TASK INSTRUCTIONS — Beginning with the line below that contains "Read all visible" and ending with the line that contains "What's the underlying", retype every line exactly. Pictures are not copied.

ENTRIES SUPPLIED —
---+---

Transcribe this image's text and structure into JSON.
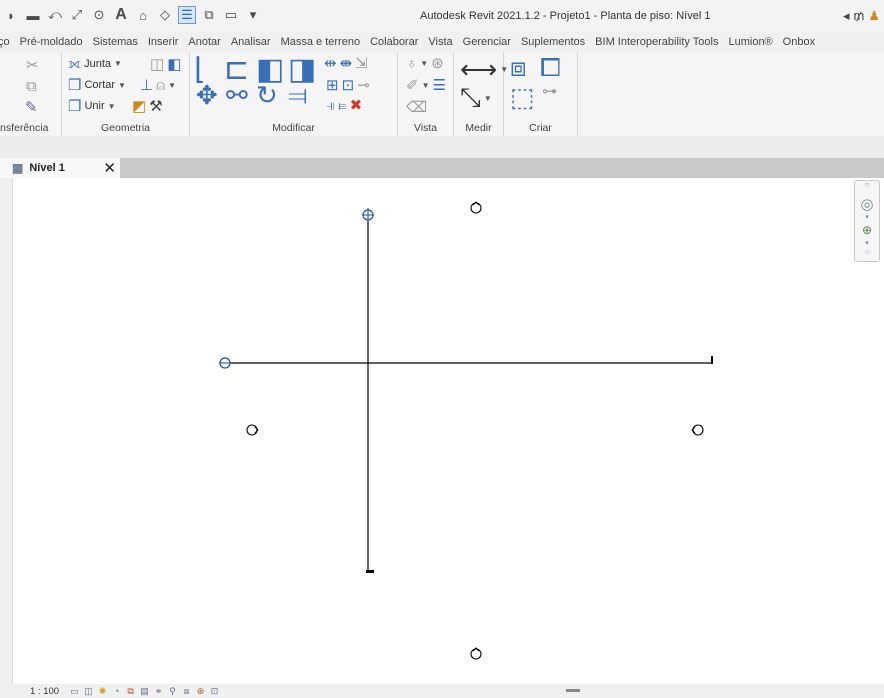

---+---

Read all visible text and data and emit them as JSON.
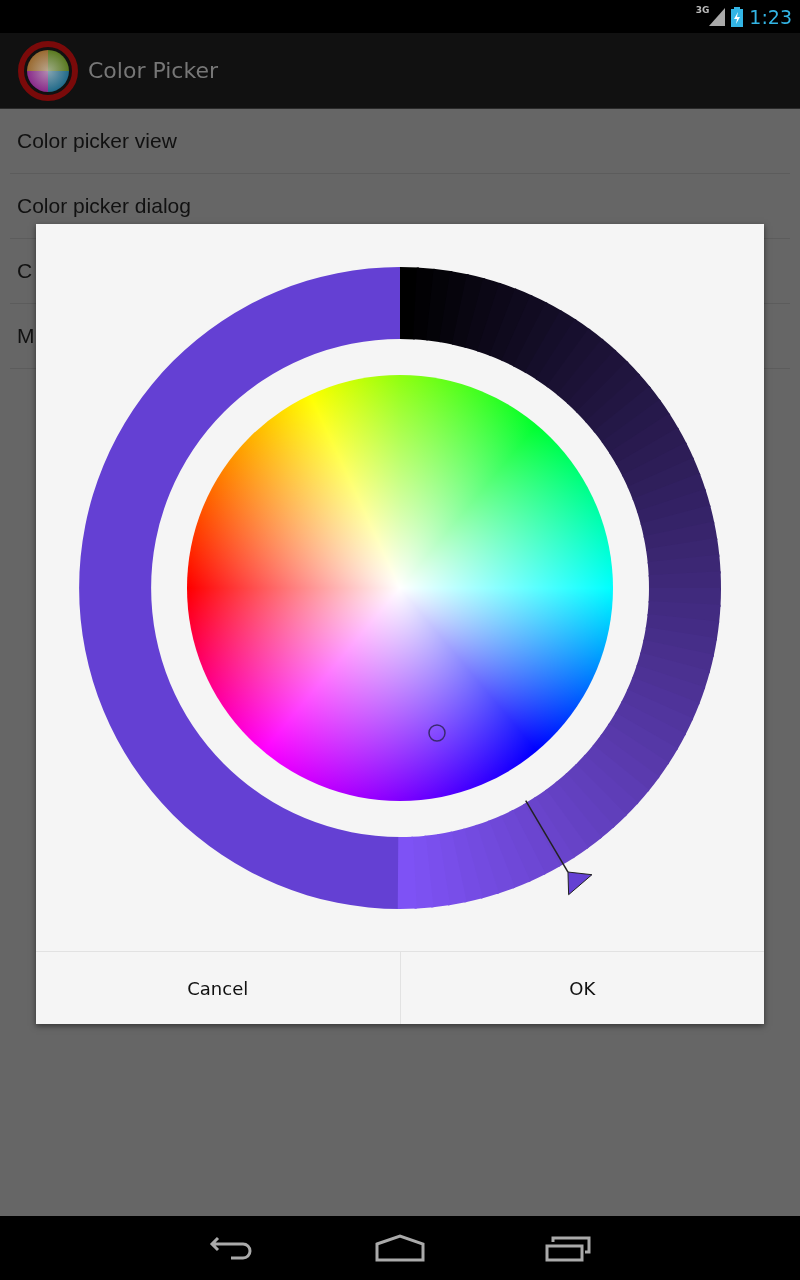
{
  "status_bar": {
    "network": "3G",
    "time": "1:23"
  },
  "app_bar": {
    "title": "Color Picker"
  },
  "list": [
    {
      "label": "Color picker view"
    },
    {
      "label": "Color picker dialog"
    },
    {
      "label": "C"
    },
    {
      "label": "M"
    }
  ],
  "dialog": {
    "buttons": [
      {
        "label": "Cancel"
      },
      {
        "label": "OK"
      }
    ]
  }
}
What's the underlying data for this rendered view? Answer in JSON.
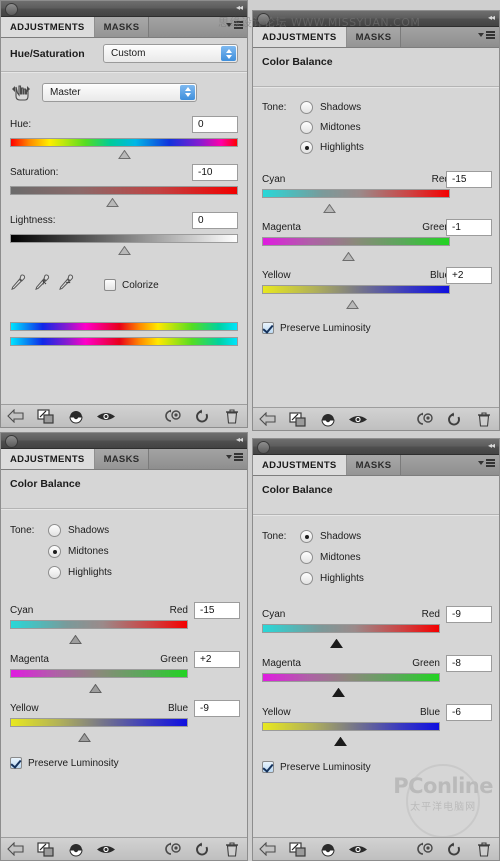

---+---

SOLUTION TO THIS EXERCISE —
Read all visible text and data and emit them as JSON.
{
  "status_bar": {
    "network": "3G",
    "time": "1:23"
  },
  "app_bar": {
    "title": "Color Picker"
  },
  "list": [
    {
      "label": "Color picker view"
    },
    {
      "label": "Color picker dialog"
    },
    {
      "label": "C"
    },
    {
      "label": "M"
    }
  ],
  "dialog": {
    "buttons": [
      {
        "label": "Cancel"
      },
      {
        "label": "OK"
      }
    ]
  }
}
What's the underlying data for this rendered view? Answer in JSON.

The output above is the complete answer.